Frequently Asked Questions

Can a Thin Person Still Be at Risk for Diabetes Even if They Have No Family History of the Disease?

Yes, even without a family history, being thin doesn't guarantee immunity from diabetes. Factors like lifestyle, diet, and genetics can still put you at risk. Regular check-ups and healthy habits are crucial for monitoring and preventing diabetes.

Are There Specific Dietary Recommendations for Thin Individuals With Diabetes to Help Manage Their Condition?

For thin individuals with diabetes, specific dietary recommendations are crucial. Focus on balanced meals with whole grains, lean proteins, and plenty of veggies. Monitor carb intake, stay hydrated, and aim for regular exercise to manage your condition effectively.

How Can Thin Individuals With Diabetes Ensure They Are Getting Enough Nutrients and Calories to Support Their Health?

To ensure you're getting enough nutrients and calories for your health as a thin individual with diabetes, focus on balanced meals with lean proteins, whole grains, fruits, and vegetables. Regularly monitor blood sugar levels and consult a healthcare provider.

Are There Any Unique Challenges Thin Individuals Face When Trying to Control Their Blood Sugar Levels?

When trying to control blood sugar levels, thin individuals may face unique challenges such as maintaining stable glucose levels without fluctuations.
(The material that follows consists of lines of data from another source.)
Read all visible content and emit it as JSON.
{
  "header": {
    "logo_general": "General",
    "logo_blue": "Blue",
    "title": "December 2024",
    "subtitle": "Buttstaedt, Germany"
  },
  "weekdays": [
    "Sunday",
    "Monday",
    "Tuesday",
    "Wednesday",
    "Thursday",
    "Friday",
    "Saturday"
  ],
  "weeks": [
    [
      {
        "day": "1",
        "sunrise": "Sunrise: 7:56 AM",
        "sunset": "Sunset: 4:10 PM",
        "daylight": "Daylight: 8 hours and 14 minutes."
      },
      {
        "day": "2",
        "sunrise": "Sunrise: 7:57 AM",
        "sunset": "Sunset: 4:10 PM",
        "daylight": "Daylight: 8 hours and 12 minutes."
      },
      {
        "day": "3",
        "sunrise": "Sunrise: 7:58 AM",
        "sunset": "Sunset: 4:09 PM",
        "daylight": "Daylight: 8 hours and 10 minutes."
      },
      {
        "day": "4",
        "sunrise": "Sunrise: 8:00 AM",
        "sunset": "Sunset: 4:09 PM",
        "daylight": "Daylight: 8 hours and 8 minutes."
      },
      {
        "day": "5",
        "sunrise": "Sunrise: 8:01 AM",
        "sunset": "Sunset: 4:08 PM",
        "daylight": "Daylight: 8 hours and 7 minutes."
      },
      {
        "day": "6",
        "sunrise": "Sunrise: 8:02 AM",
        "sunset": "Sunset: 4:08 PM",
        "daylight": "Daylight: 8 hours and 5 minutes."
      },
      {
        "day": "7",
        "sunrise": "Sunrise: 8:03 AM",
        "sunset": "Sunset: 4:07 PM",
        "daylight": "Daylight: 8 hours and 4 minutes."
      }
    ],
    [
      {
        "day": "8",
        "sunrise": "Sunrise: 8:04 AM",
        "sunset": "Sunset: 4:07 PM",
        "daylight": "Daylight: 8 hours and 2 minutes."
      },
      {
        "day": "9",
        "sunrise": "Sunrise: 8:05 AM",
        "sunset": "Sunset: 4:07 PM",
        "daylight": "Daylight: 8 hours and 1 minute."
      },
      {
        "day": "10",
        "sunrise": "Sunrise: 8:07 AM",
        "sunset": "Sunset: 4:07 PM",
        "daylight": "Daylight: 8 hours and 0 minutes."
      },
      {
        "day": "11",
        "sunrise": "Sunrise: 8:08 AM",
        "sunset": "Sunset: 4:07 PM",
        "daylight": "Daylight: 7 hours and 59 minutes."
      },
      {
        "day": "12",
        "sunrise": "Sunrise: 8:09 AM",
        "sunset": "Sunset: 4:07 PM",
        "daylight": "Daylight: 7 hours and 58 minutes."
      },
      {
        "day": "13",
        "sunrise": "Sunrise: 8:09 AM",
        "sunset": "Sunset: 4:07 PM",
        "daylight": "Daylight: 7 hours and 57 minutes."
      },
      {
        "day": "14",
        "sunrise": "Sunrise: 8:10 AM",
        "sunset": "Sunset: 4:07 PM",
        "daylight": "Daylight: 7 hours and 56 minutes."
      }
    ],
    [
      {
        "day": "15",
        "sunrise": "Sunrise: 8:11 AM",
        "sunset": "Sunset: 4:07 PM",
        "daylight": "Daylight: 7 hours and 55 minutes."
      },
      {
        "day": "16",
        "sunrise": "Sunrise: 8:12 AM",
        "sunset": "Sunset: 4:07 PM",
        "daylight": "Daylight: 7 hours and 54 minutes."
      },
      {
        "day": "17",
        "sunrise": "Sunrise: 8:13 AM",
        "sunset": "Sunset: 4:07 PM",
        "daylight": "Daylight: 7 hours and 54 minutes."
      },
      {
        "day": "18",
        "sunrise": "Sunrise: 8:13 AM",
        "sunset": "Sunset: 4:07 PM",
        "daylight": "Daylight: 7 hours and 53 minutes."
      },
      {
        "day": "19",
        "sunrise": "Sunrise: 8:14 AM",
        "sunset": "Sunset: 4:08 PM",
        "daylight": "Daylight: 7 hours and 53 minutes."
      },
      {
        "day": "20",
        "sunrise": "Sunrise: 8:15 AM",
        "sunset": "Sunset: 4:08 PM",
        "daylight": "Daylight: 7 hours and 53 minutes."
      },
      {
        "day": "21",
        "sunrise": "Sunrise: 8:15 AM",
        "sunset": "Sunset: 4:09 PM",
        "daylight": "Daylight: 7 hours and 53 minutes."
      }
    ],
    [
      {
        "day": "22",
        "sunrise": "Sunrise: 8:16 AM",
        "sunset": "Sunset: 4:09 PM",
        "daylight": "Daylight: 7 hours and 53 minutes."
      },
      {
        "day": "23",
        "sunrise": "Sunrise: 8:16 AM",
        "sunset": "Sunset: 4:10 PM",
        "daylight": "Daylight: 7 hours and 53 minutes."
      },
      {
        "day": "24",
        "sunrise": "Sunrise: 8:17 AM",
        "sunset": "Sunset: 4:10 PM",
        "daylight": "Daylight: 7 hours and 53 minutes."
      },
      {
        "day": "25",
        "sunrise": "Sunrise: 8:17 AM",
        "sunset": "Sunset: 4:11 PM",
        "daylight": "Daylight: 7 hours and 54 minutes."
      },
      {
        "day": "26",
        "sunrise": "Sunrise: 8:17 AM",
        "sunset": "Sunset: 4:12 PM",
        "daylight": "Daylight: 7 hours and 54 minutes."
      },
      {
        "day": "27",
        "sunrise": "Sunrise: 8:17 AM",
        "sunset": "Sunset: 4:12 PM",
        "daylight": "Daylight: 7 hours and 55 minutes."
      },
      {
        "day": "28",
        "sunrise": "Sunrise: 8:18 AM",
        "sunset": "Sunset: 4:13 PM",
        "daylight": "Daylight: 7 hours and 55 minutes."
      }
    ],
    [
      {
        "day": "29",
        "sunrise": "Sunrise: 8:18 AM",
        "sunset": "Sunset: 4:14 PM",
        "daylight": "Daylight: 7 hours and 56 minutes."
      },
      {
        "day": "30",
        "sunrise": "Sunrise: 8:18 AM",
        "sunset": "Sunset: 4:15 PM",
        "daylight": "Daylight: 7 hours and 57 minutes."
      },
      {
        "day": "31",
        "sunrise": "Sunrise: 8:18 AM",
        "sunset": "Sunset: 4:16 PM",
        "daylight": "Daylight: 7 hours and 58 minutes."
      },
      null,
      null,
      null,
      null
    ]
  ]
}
It's important to monitor your diet closely, exercise regularly, and work with healthcare professionals for guidance.

What Are Some Preventive Measures That Thin Individuals Can Take to Reduce Their Risk of Developing Diabetes in the Future?

To reduce your risk of developing diabetes, focus on maintaining a balanced diet, staying active, and monitoring your blood sugar levels regularly. These preventive measures can help keep your health in check and lower your chances of facing diabetes.


So, there you have it – being skinny doesn't always mean you're safe from diabetes. It's all about understanding your genetic predisposition, metabolic factors, and lifestyle choices.

Don't let your size fool you – diabetes can affect anyone, regardless of their weight. Stay vigilant, get regular check-ups, and make healthy choices to keep your blood sugar in check.

Remember, when it comes to diabetes, size doesn't matter – it's all about taking care of yourself.

Similar Posts